ASSIGNED TASK: A faithful copy of each entry below is expected, with the images removed.

* * * * * * *

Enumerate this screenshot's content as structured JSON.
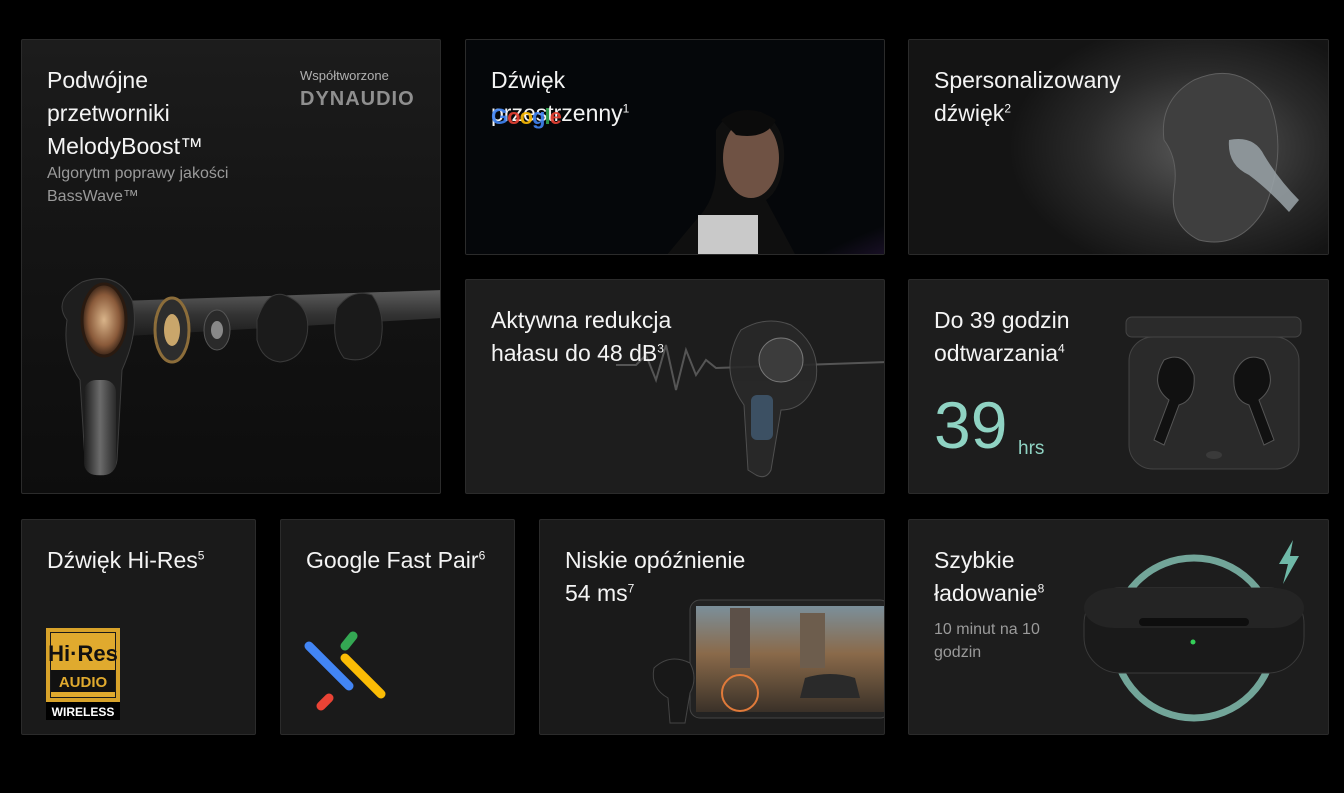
{
  "cards": {
    "drivers": {
      "title": [
        "Podwójne",
        "przetworniki",
        "MelodyBoost™"
      ],
      "subtitle": [
        "Algorytm poprawy jakości",
        "BassWave™"
      ],
      "cobrand_label": "Współtworzone",
      "cobrand_logo": "DYNAUDIO"
    },
    "spatial": {
      "title_line1": "Dźwięk",
      "title_line2": "przestrzenny",
      "sup": "1",
      "logo_text": "Google"
    },
    "personalized": {
      "title_line1": "Spersonalizowany",
      "title_line2": "dźwięk",
      "sup": "2"
    },
    "anc": {
      "title_line1": "Aktywna redukcja",
      "title_line2": "hałasu do 48 dB",
      "sup": "3"
    },
    "battery": {
      "title_line1": "Do 39 godzin",
      "title_line2": "odtwarzania",
      "sup": "4",
      "value": "39",
      "unit": "hrs"
    },
    "hires": {
      "title": "Dźwięk Hi-Res",
      "sup": "5",
      "badge_top": "Hi·Res",
      "badge_mid": "AUDIO",
      "badge_bottom": "WIRELESS"
    },
    "fastpair": {
      "title": "Google Fast Pair",
      "sup": "6"
    },
    "latency": {
      "title_line1": "Niskie opóźnienie",
      "title_line2": "54 ms",
      "sup": "7"
    },
    "charging": {
      "title_line1": "Szybkie",
      "title_line2": "ładowanie",
      "sup": "8",
      "subtitle": [
        "10 minut na 10",
        "godzin"
      ]
    }
  },
  "colors": {
    "accent_teal": "#8fd3c3",
    "card_bg": "#1a1a1a",
    "page_bg": "#000000",
    "hires_gold": "#d8a32a"
  },
  "icons": [
    "lightning-icon",
    "google-fast-pair-icon",
    "hi-res-audio-badge"
  ]
}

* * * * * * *

RESULT OF THIS EXERCISE:
Enumerate this screenshot's content as structured JSON.
{
  "cards": {
    "drivers": {
      "title": [
        "Podwójne",
        "przetworniki",
        "MelodyBoost™"
      ],
      "subtitle": [
        "Algorytm poprawy jakości",
        "BassWave™"
      ],
      "cobrand_label": "Współtworzone",
      "cobrand_logo": "DYNAUDIO"
    },
    "spatial": {
      "title_line1": "Dźwięk",
      "title_line2": "przestrzenny",
      "sup": "1",
      "logo_text": "Google"
    },
    "personalized": {
      "title_line1": "Spersonalizowany",
      "title_line2": "dźwięk",
      "sup": "2"
    },
    "anc": {
      "title_line1": "Aktywna redukcja",
      "title_line2": "hałasu do 48 dB",
      "sup": "3"
    },
    "battery": {
      "title_line1": "Do 39 godzin",
      "title_line2": "odtwarzania",
      "sup": "4",
      "value": "39",
      "unit": "hrs"
    },
    "hires": {
      "title": "Dźwięk Hi-Res",
      "sup": "5",
      "badge_top": "Hi·Res",
      "badge_mid": "AUDIO",
      "badge_bottom": "WIRELESS"
    },
    "fastpair": {
      "title": "Google Fast Pair",
      "sup": "6"
    },
    "latency": {
      "title_line1": "Niskie opóźnienie",
      "title_line2": "54 ms",
      "sup": "7"
    },
    "charging": {
      "title_line1": "Szybkie",
      "title_line2": "ładowanie",
      "sup": "8",
      "subtitle": [
        "10 minut na 10",
        "godzin"
      ]
    }
  },
  "colors": {
    "accent_teal": "#8fd3c3",
    "card_bg": "#1a1a1a",
    "page_bg": "#000000",
    "hires_gold": "#d8a32a"
  },
  "icons": [
    "lightning-icon",
    "google-fast-pair-icon",
    "hi-res-audio-badge"
  ]
}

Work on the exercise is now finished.